### Example: the GfsSimulation is 2D and made of 3 `GfsBoxes`

1- If only one processor is to be used no parallelisation is required. We use the usual command line:

% gerris2D simulation.gfs

2- If 2 processors are to be used: being constituted of 3 `GfsBoxes`

2 solutions can be considered:

- Either the 3
`GfsBox`

can be redistributed in 2 subdomains, which are bound to be 1 subdomain of 1`GfsBox`

and one of 2`GfsBoxes`

. This can be done by:

% gerris2D -b 2 simulation.gfs > parallelsimulation.gfs

then the simulation can be started using:

% mpirun -np 2 gerris2D parallelsimulation.gfs

- If we want to get a better balance between the size of the 2 subdomains, it is possible to split the simulation once and then reassemble it.

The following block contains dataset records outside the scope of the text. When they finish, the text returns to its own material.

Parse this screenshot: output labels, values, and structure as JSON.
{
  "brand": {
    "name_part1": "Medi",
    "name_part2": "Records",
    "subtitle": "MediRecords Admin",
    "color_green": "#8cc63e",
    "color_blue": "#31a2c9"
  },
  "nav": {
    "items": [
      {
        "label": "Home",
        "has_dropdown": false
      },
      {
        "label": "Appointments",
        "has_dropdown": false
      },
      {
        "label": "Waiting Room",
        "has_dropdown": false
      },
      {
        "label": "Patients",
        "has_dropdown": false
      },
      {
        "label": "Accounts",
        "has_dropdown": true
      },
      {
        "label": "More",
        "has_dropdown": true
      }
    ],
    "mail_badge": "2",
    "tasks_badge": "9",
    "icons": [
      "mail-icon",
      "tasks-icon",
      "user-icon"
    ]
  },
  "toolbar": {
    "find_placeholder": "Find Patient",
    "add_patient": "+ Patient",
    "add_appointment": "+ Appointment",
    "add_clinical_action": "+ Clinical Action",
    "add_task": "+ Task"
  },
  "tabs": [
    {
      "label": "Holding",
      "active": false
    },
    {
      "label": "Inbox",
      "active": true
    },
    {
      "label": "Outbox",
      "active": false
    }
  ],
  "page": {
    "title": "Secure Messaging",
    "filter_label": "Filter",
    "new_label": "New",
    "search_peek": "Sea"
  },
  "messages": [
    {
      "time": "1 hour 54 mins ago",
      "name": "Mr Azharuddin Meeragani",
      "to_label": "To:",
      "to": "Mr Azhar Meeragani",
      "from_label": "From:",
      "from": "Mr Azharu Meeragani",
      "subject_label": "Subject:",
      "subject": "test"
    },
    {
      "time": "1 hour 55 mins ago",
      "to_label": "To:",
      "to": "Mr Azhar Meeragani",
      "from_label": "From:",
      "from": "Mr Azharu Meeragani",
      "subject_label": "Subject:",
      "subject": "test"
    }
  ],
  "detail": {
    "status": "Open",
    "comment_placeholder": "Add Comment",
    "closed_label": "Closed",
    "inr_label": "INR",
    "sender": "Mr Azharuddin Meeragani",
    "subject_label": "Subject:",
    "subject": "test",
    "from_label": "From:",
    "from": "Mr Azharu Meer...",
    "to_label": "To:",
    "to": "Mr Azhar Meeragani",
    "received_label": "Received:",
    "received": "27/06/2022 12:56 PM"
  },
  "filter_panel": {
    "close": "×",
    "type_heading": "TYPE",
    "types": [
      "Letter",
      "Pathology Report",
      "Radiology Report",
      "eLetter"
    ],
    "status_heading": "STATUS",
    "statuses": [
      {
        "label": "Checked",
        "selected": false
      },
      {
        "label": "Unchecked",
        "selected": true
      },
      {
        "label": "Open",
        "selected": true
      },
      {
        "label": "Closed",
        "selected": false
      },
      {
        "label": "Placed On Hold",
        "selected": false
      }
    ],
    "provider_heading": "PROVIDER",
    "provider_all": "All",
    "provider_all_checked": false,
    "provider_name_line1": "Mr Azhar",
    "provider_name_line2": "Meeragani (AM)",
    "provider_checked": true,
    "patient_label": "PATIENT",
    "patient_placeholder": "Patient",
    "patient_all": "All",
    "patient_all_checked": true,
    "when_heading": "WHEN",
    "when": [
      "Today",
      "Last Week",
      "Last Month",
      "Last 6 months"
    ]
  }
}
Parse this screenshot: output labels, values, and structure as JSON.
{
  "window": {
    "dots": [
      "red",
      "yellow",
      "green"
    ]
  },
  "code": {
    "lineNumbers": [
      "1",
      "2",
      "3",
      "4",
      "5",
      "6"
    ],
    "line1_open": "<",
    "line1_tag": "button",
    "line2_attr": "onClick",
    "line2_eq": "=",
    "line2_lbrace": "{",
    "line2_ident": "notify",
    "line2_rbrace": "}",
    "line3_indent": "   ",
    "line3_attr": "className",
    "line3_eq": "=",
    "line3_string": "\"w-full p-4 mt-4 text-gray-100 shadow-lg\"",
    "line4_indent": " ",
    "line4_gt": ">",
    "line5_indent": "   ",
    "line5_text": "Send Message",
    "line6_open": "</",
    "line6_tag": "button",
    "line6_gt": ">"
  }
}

The 3 `GfsBoxes`

can be split once which would create 3*4 = 12 `GfsBoxes`

% gerris2D -s 1 simulation.gfs > splitsimulation.gfs

then the 12 `GfsBoxes`

simulation can be partitioned in 2 groups of 6 `GfsBoxes`

, where the same pid is given to the `GfsBoxes`

of the same subdomain:

% gerris2D -b 2 splitsimulation.gfs > parallelsimulation.gfs

The simulation is still started in the same way:

% mpirun -np 2 gerris2D parallelsimulation.gfs

3- If 4 processors are to be used, then the domain has to be split anyway.

The 3 `GfsBoxes`

can be split once wich would create 3*4 = 12 `GfsBoxes`

% gerris2D -s 1 simulation.gfs > splitsimulation.gfs

then the 12 `GfsBoxes`

simulation can be partitioned in 4 groups of 3 `GfsBoxes`

, where the same pid is given to the `GfsBoxes`

of the same subdomain:

% gerris2D -b 4 splitsimulation.gfs > parallelsimulation.gfs

The simulation is still started in the same way:

% mpirun -np 4 gerris2D parallelsimulation.gfs

### Dynamic load-balancing

When adaptive mesh refinement is used, the number of cells of each subdomain will change during the course of the simulation. If the size of the subdomains is not changed, some processors will end up working much harder than others which will lead to inefficient parallelisation. It is then necessary to "rebalance" the simulation. This is done using the GfsEventBalance object. Note that in this case the quality of the initial partition does not matter much as it will be rebalanced regularly anyway. In this case using the simpler and faster `-b`

option to create the initial partition is adequate.